Top of Input for this task

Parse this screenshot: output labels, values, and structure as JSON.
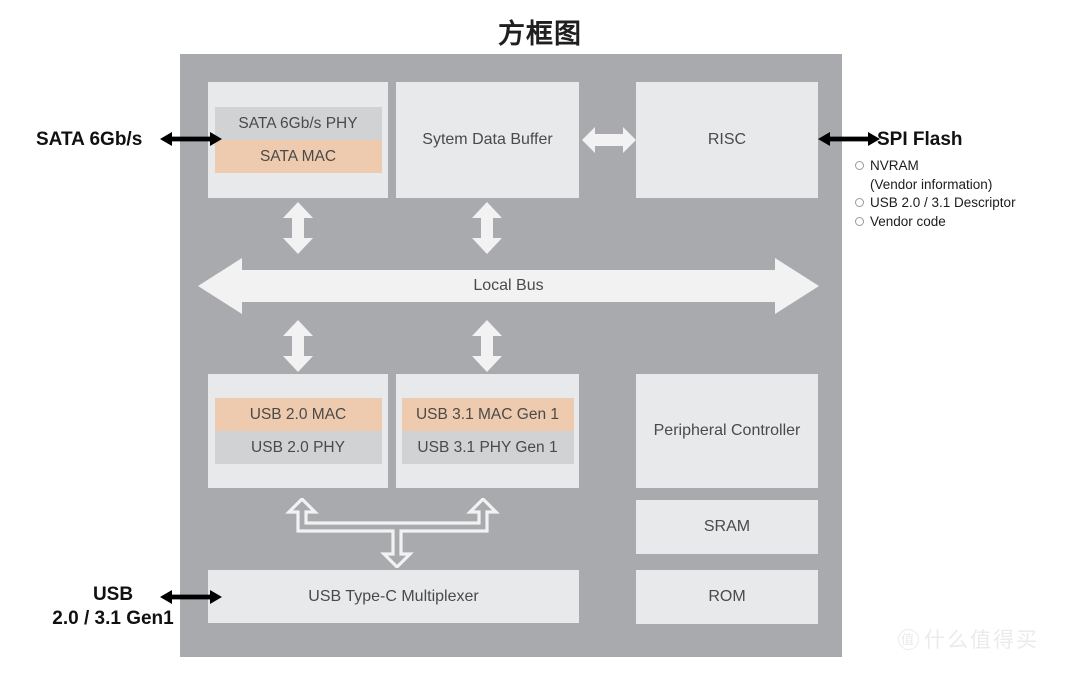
{
  "title": "方框图",
  "panel": {
    "background": "#a8aaad"
  },
  "colors": {
    "panel_gray": "#a8aaad",
    "block_light": "#e8e9ea",
    "phy_gray": "#d1d2d4",
    "mac_peach": "#eecbae",
    "arrow_white": "#f2f2f2",
    "text_dark": "#4a4a4a",
    "label_black": "#111111"
  },
  "blocks": {
    "sata": {
      "phy_label": "SATA 6Gb/s PHY",
      "mac_label": "SATA MAC"
    },
    "data_buffer": {
      "label": "Sytem Data Buffer"
    },
    "risc": {
      "label": "RISC"
    },
    "local_bus": {
      "label": "Local Bus"
    },
    "usb20": {
      "mac_label": "USB 2.0 MAC",
      "phy_label": "USB 2.0 PHY"
    },
    "usb31": {
      "mac_label": "USB 3.1 MAC Gen 1",
      "phy_label": "USB 3.1 PHY Gen 1"
    },
    "peripheral": {
      "label": "Peripheral Controller"
    },
    "sram": {
      "label": "SRAM"
    },
    "rom": {
      "label": "ROM"
    },
    "typec": {
      "label": "USB Type-C Multiplexer"
    }
  },
  "external": {
    "sata": {
      "label": "SATA 6Gb/s"
    },
    "usb": {
      "line1": "USB",
      "line2": "2.0 / 3.1 Gen1"
    },
    "spi": {
      "label": "SPI Flash",
      "items": [
        {
          "text": "NVRAM",
          "sub": "(Vendor information)"
        },
        {
          "text": "USB 2.0 / 3.1 Descriptor",
          "sub": ""
        },
        {
          "text": "Vendor code",
          "sub": ""
        }
      ]
    }
  },
  "watermark": {
    "mark": "值",
    "text": "什么值得买"
  }
}
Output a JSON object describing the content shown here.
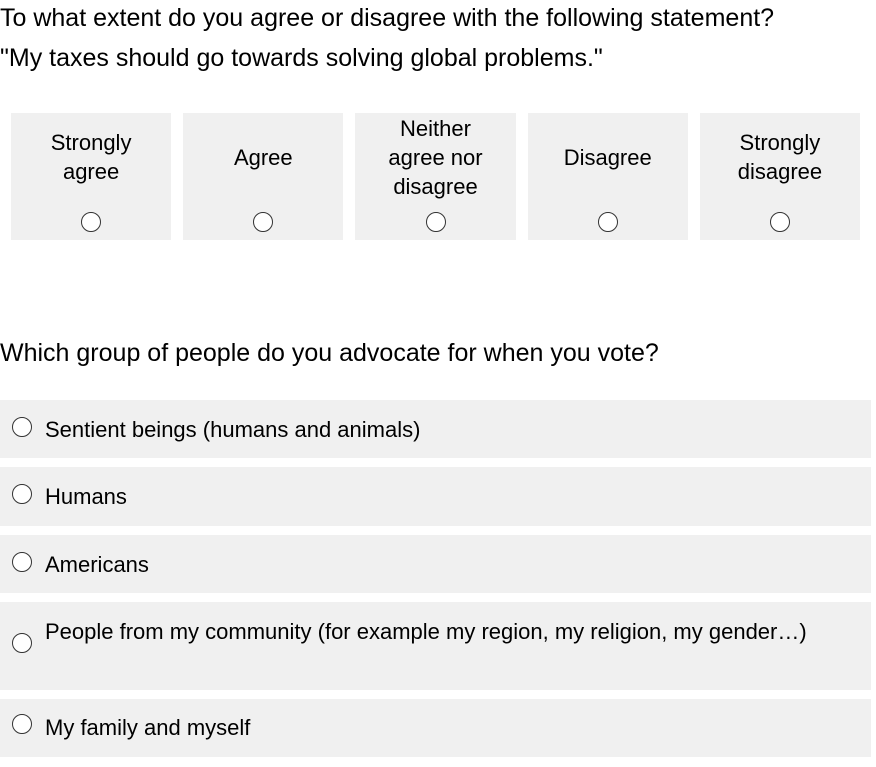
{
  "question1": {
    "text": "To what extent do you agree or disagree with the following statement?\n\"My taxes should go towards solving global problems.\"",
    "options": [
      "Strongly agree",
      "Agree",
      "Neither agree nor disagree",
      "Disagree",
      "Strongly disagree"
    ]
  },
  "question2": {
    "text": "Which group of people do you advocate for when you vote?",
    "options": [
      "Sentient beings (humans and animals)",
      "Humans",
      "Americans",
      "People from my community (for example my region, my religion, my gender…)",
      "My family and myself"
    ]
  }
}
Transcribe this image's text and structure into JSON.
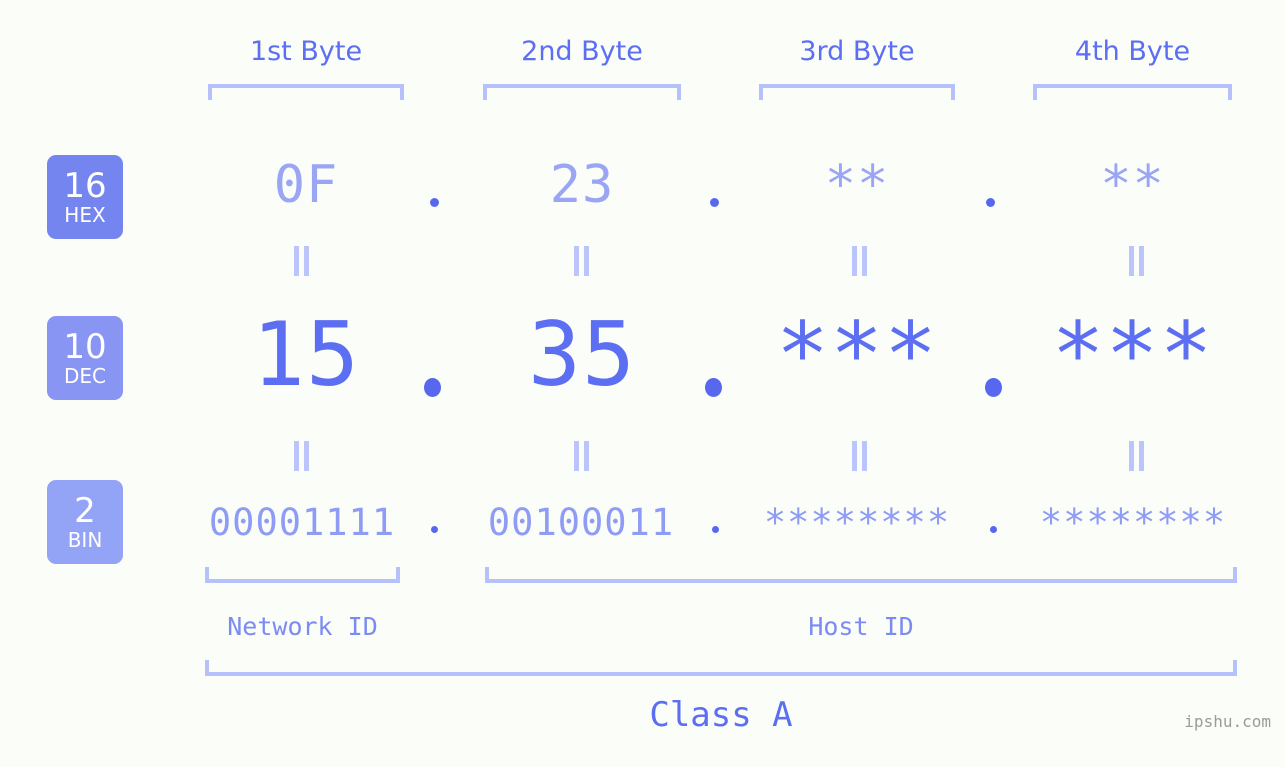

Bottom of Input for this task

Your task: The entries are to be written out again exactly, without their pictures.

Written reply:
Parse this screenshot: output labels, values, and structure as JSON.
{
  "title": "方框图",
  "panel": {
    "background": "#a8aaad"
  },
  "colors": {
    "panel_gray": "#a8aaad",
    "block_light": "#e8e9ea",
    "phy_gray": "#d1d2d4",
    "mac_peach": "#eecbae",
    "arrow_white": "#f2f2f2",
    "text_dark": "#4a4a4a",
    "label_black": "#111111"
  },
  "blocks": {
    "sata": {
      "phy_label": "SATA 6Gb/s PHY",
      "mac_label": "SATA MAC"
    },
    "data_buffer": {
      "label": "Sytem Data Buffer"
    },
    "risc": {
      "label": "RISC"
    },
    "local_bus": {
      "label": "Local Bus"
    },
    "usb20": {
      "mac_label": "USB 2.0 MAC",
      "phy_label": "USB 2.0 PHY"
    },
    "usb31": {
      "mac_label": "USB 3.1 MAC Gen 1",
      "phy_label": "USB 3.1 PHY Gen 1"
    },
    "peripheral": {
      "label": "Peripheral Controller"
    },
    "sram": {
      "label": "SRAM"
    },
    "rom": {
      "label": "ROM"
    },
    "typec": {
      "label": "USB Type-C Multiplexer"
    }
  },
  "external": {
    "sata": {
      "label": "SATA 6Gb/s"
    },
    "usb": {
      "line1": "USB",
      "line2": "2.0 / 3.1 Gen1"
    },
    "spi": {
      "label": "SPI Flash",
      "items": [
        {
          "text": "NVRAM",
          "sub": "(Vendor information)"
        },
        {
          "text": "USB 2.0 / 3.1 Descriptor",
          "sub": ""
        },
        {
          "text": "Vendor code",
          "sub": ""
        }
      ]
    }
  },
  "watermark": {
    "mark": "值",
    "text": "什么值得买"
  }
}
Output a JSON object describing the content shown here.
{
  "question1": {
    "text": "To what extent do you agree or disagree with the following statement?\n\"My taxes should go towards solving global problems.\"",
    "options": [
      "Strongly agree",
      "Agree",
      "Neither agree nor disagree",
      "Disagree",
      "Strongly disagree"
    ]
  },
  "question2": {
    "text": "Which group of people do you advocate for when you vote?",
    "options": [
      "Sentient beings (humans and animals)",
      "Humans",
      "Americans",
      "People from my community (for example my region, my religion, my gender…)",
      "My family and myself"
    ]
  }
}
Transcribe this image's text and structure into JSON.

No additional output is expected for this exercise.